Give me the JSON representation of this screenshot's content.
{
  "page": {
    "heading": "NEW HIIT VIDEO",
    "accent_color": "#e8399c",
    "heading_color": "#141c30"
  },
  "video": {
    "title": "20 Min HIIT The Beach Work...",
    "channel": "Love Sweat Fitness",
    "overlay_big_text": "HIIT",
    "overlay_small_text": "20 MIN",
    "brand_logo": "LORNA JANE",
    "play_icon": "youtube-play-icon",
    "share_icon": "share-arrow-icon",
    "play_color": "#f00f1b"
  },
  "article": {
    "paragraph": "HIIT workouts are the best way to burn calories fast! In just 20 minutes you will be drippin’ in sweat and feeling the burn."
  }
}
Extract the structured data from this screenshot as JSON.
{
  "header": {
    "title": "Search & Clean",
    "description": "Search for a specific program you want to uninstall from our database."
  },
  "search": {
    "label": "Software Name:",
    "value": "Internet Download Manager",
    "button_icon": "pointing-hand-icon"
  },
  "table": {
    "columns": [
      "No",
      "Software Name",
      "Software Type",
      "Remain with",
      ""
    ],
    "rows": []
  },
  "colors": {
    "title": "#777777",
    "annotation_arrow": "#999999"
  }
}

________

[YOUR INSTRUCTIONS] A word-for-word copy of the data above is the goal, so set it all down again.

[WRITTEN REPLY]
Give me the JSON representation of this screenshot's content.
{
  "page": {
    "heading": "NEW HIIT VIDEO",
    "accent_color": "#e8399c",
    "heading_color": "#141c30"
  },
  "video": {
    "title": "20 Min HIIT The Beach Work...",
    "channel": "Love Sweat Fitness",
    "overlay_big_text": "HIIT",
    "overlay_small_text": "20 MIN",
    "brand_logo": "LORNA JANE",
    "play_icon": "youtube-play-icon",
    "share_icon": "share-arrow-icon",
    "play_color": "#f00f1b"
  },
  "article": {
    "paragraph": "HIIT workouts are the best way to burn calories fast! In just 20 minutes you will be drippin’ in sweat and feeling the burn."
  }
}
Extract the structured data from this screenshot as JSON.
{
  "header": {
    "title": "Search & Clean",
    "description": "Search for a specific program you want to uninstall from our database."
  },
  "search": {
    "label": "Software Name:",
    "value": "Internet Download Manager",
    "button_icon": "pointing-hand-icon"
  },
  "table": {
    "columns": [
      "No",
      "Software Name",
      "Software Type",
      "Remain with",
      ""
    ],
    "rows": []
  },
  "colors": {
    "title": "#777777",
    "annotation_arrow": "#999999"
  }
}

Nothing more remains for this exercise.